Road collisions are often the result of multiple factors. Coroners need to be trained in Vision Zero. It is neither inevitable nor acceptable that anyone should be killed or seriously injured when travelling on our roads. The Safe Systems approach considers people’s vulnerability to serious injuries in road traffic collisions and recognises the system should be designed to be forgiving of human error.




However, guidance and training on its own will not fill the capability gap. As highlighted earlier we need better investigations and we also need better coroners. Bereaved people deserve a much better coroner service and a National Coroner Service would be an opportunity to recruit the people who can deliver that service.


6. Improvements in services for the bereaved

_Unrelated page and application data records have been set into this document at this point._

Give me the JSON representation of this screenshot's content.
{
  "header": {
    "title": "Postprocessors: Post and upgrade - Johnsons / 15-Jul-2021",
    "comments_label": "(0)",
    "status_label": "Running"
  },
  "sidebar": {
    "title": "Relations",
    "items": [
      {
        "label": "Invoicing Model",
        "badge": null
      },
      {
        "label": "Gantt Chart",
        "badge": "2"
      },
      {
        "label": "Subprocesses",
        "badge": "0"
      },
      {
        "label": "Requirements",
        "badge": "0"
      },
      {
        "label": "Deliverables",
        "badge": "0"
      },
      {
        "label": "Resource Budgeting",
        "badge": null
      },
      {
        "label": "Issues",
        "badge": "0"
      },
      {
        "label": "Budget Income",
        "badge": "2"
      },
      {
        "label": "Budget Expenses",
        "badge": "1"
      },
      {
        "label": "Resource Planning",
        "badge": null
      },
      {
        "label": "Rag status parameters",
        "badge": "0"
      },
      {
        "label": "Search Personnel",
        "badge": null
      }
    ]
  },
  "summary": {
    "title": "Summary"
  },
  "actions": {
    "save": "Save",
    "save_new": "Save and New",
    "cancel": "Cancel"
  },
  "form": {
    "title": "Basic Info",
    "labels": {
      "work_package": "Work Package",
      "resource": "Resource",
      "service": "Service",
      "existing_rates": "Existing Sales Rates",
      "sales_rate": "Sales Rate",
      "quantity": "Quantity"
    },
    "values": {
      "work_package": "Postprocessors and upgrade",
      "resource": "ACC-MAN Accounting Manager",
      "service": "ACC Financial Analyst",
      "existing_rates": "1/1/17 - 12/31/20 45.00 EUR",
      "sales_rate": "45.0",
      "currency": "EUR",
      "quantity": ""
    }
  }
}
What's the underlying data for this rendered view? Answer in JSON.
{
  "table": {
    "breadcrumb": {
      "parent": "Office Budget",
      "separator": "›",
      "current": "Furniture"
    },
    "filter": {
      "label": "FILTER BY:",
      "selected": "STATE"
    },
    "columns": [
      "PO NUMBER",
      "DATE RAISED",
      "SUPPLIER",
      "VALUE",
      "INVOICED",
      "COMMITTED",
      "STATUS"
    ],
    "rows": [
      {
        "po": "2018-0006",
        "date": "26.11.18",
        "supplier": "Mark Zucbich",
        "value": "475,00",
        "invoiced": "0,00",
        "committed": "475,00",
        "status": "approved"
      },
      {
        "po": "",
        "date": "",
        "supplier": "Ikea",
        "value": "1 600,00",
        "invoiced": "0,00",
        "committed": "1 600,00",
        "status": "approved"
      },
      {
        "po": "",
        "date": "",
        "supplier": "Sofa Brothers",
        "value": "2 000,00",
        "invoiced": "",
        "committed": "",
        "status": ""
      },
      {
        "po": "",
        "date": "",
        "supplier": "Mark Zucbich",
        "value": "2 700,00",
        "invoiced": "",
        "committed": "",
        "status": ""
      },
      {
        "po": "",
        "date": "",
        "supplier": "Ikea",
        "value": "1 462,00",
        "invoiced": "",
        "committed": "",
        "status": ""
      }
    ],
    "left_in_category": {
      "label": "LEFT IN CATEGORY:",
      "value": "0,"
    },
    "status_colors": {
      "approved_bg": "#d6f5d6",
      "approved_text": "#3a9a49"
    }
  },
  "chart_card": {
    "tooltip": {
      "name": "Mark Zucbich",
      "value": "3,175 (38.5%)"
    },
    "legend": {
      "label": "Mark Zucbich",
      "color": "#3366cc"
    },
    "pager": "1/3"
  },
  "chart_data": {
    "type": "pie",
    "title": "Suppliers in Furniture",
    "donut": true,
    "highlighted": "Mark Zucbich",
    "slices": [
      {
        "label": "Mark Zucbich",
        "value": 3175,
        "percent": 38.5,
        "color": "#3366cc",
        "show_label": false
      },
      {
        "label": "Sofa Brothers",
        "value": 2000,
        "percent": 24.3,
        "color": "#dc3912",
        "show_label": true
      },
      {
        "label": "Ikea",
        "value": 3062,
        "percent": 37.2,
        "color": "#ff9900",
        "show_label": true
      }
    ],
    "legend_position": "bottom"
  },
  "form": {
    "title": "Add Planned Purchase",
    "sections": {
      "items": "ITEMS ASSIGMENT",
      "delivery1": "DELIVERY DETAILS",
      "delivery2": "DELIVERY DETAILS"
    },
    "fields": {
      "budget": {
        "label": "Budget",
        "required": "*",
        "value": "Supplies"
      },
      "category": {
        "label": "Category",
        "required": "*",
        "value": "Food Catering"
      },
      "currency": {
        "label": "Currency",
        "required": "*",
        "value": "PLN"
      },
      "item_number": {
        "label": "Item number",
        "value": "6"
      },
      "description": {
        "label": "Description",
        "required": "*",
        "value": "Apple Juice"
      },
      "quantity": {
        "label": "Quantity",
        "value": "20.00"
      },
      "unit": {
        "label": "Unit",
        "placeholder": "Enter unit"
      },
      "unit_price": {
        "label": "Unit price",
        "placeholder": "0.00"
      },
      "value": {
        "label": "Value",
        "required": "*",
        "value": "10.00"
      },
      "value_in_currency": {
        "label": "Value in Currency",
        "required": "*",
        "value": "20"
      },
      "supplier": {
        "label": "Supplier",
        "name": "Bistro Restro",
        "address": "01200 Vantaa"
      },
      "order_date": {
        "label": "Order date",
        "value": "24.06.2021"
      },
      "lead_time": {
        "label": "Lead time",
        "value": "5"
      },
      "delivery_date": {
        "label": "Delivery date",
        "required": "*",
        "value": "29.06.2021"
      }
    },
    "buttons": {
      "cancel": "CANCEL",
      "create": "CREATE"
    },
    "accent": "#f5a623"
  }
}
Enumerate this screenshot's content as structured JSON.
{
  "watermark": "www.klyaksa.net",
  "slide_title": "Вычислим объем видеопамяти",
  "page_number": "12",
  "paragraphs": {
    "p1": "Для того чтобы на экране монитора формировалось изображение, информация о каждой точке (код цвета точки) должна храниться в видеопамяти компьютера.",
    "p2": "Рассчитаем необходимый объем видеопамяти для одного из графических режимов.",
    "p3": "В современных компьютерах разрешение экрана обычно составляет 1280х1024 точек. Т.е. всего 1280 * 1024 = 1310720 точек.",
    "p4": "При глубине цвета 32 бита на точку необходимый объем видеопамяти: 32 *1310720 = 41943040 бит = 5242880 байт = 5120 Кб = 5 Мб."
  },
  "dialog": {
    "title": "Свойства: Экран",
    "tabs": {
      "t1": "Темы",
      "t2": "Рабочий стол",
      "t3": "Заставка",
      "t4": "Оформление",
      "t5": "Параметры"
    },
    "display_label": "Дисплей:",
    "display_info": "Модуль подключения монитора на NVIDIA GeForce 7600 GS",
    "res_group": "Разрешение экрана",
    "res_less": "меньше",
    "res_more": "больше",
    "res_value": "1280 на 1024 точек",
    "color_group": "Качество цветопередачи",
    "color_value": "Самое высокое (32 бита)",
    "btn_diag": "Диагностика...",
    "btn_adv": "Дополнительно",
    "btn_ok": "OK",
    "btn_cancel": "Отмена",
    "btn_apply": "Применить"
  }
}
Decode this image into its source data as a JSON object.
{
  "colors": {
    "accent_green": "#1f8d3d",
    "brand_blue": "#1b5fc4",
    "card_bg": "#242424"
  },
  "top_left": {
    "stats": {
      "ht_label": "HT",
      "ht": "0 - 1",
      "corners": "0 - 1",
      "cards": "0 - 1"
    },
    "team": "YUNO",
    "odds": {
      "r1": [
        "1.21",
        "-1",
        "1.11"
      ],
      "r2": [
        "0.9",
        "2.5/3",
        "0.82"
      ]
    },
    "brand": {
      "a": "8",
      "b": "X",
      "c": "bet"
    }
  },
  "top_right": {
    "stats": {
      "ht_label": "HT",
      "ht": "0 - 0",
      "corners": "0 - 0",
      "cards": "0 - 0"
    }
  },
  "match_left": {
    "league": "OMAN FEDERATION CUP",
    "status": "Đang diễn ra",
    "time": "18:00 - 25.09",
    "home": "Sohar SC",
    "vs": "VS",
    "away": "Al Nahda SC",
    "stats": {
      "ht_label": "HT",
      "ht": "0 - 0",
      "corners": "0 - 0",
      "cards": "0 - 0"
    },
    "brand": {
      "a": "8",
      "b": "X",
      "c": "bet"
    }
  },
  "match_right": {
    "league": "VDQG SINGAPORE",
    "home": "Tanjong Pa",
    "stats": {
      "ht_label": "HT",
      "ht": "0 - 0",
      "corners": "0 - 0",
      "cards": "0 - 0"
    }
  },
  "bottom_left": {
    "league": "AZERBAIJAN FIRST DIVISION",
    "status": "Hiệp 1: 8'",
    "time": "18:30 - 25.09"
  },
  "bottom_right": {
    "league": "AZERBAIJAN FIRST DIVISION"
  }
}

We received very little support when our daughter died. We contacted our Police and Crime Commissioner, who responded to this gap in service for the bereaved.




Irrespective of whether a crime has been committed, bereaved people should be supported and covered by the Victim’s Code. The role of coroners is not covered in the code, yet they identify who died and seek to understand how, when, and where they died. And whilst the coroner does not seek to apportion blame, they can request actions be taken to prevent future deaths and they deliver a verdict.


Once an Inquest has been held, the only way to challenge the coroner's verdict is by judicial review. Similarly, complaints about coroners' personal conduct must go to the Judicial Conduct Investigations Office (JCIO). Two major improvements in services for the bereaved would be: an appeal process for Inquests and for the Chief Coroner to be responsible for the performance management of all coroners.


Whilst the Guide to Coroner Services for Bereaved People has helped, the service remains uneven and highly variable. A National Coroner Service would deliver a more comprehensive and consistent service that developed good practice and pursued continuous improvement. To deliver continuous improvement the service needs to be monitored and the bereaved surveyed to understand what they have experienced (whether it be poor, good or excellent) and how it can be improved.


7. Fairness in the Coroners system


Most road deaths do not result in a prosecution for death by careless or dangerous driving.




For other road victim fatalities, the Inquest is the only opportunity to investigate their death and identify how to prevent future deaths.


For the coroner system to be fair the bereaved need to have the right to a quality investigation supported by a modern, fit for purpose, inquisitorial coroner service.


The focus for our evidence has been on road deaths. Similar issues are likely to exist for most of the other categories of death investigated by coroners. Some of these categories are probably also underrepresented in the number of PFDs reported by coroners. And the bereaved people impacted by these deaths may have also encountered issues with the support that is available to them.


We trust you find this information of assistance to your inquiry. If you require any further information (including our analysis on PFD reports), please do not hesitate to contact us.


29 August 2020